The wizard Gandalf plays a central role in both The Lord of the Rings and The Hobbit. Apparently, there is an entire order of wizards in the universe, but we are only given the names of two others, Saruman and Radagast. People who master magic are, of course, well known from both the Middle Ages and the Renaissance in the guise of wizards and witches. 

In Nordic literature, we find the Danish chronicler Saxo Grammaticus (1200). He tells us about Oller, who could cross the oceans using a bone engraved with spells. In a wider context, the most famous wizard from medieval literature is Merlin. He served as sage and advisor to the legendary English King Arthur. In Tolkien’s universe, however, the wizards have their origin in the divine order.

The model for Gandalf is therefore more likely found in Norse mythology in the form of Odin, the king of the gods. The sagas refer extensively to Odin’s use of magic. For example, it is reported in Lokasenna (from the Poetic Edda) that Odin travelled among humankind as a wizard. He comes and goes frequently with his own agenda – just like Gandalf.

Snorri Sturluson’s Heimskringla from the early 13th century states directly that Odin was a magician.

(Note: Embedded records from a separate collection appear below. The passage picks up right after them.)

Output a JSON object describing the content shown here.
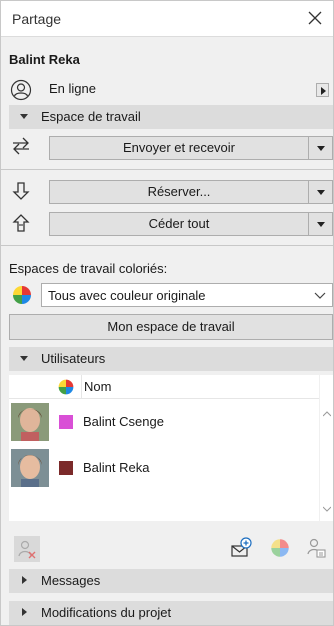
{
  "window": {
    "title": "Partage"
  },
  "user": {
    "name": "Balint Reka",
    "status": "En ligne"
  },
  "workspace": {
    "header": "Espace de travail",
    "send_receive": "Envoyer et recevoir",
    "reserve": "Réserver...",
    "release_all": "Céder tout"
  },
  "colored": {
    "label": "Espaces de travail coloriés:",
    "selected": "Tous avec couleur originale",
    "my_workspace_button": "Mon espace de travail"
  },
  "users": {
    "header": "Utilisateurs",
    "column_name": "Nom",
    "rows": [
      {
        "name": "Balint Csenge",
        "color": "#d94fd6"
      },
      {
        "name": "Balint Reka",
        "color": "#7b2a2a"
      }
    ]
  },
  "sections": {
    "messages": "Messages",
    "project_changes": "Modifications du projet"
  },
  "icons": {
    "close": "close-icon",
    "status": "user-status-icon",
    "send_receive": "send-receive-icon",
    "reserve": "reserve-arrow-icon",
    "release": "release-arrow-icon",
    "color_wheel": "color-wheel-icon",
    "remove_user": "remove-user-icon",
    "message": "message-add-icon",
    "user_color": "user-color-icon",
    "user_settings": "user-settings-icon"
  }
}
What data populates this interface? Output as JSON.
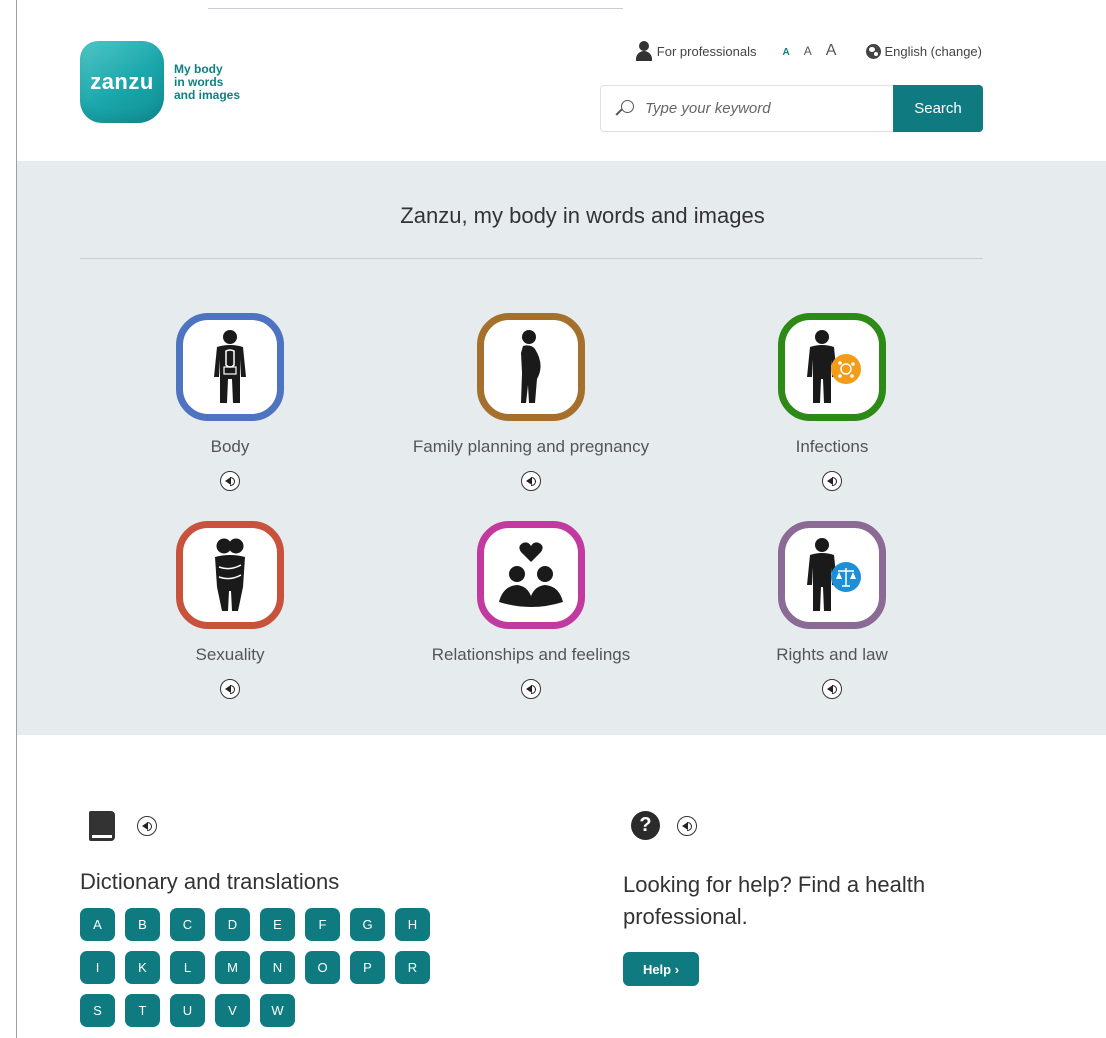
{
  "header": {
    "logo_text": "zanzu",
    "tagline": [
      "My body",
      "in words",
      "and images"
    ],
    "professionals_label": "For professionals",
    "font_sizes": [
      "A",
      "A",
      "A"
    ],
    "language_label": "English (change)",
    "search": {
      "placeholder": "Type your keyword",
      "value": "",
      "button_label": "Search"
    }
  },
  "hero": {
    "title": "Zanzu, my body in words and images",
    "categories": [
      {
        "label": "Body",
        "color": "#4e73c0",
        "icon": "body-icon"
      },
      {
        "label": "Family planning and pregnancy",
        "color": "#a5702b",
        "icon": "pregnancy-icon"
      },
      {
        "label": "Infections",
        "color": "#2e8a16",
        "icon": "infections-icon"
      },
      {
        "label": "Sexuality",
        "color": "#c9523c",
        "icon": "sexuality-icon"
      },
      {
        "label": "Relationships and feelings",
        "color": "#c23aa0",
        "icon": "relationships-icon"
      },
      {
        "label": "Rights and law",
        "color": "#8c6a96",
        "icon": "rights-icon"
      }
    ]
  },
  "dictionary": {
    "title": "Dictionary and translations",
    "letters": [
      "A",
      "B",
      "C",
      "D",
      "E",
      "F",
      "G",
      "H",
      "I",
      "K",
      "L",
      "M",
      "N",
      "O",
      "P",
      "R",
      "S",
      "T",
      "U",
      "V",
      "W"
    ]
  },
  "help": {
    "title": "Looking for help? Find a health professional.",
    "button_label": "Help ›"
  },
  "colors": {
    "brand": "#0f7b80",
    "hero_bg": "#e6ebee"
  }
}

The saga even refers to a magical duel between Odin and a certain Gylfi, just like Saruman and Gandalf’s duel using magic in The Lord of the Rings.

Saruman The White
Saruman The White. Photo: Stine Netman - The National Museum of Denmark
Radagast. Photo: Stine Netman - The National Museum of Denmark
Gandalf The White.
Gandalf The White. Photo: Stine Netman - The National Museum of Denmark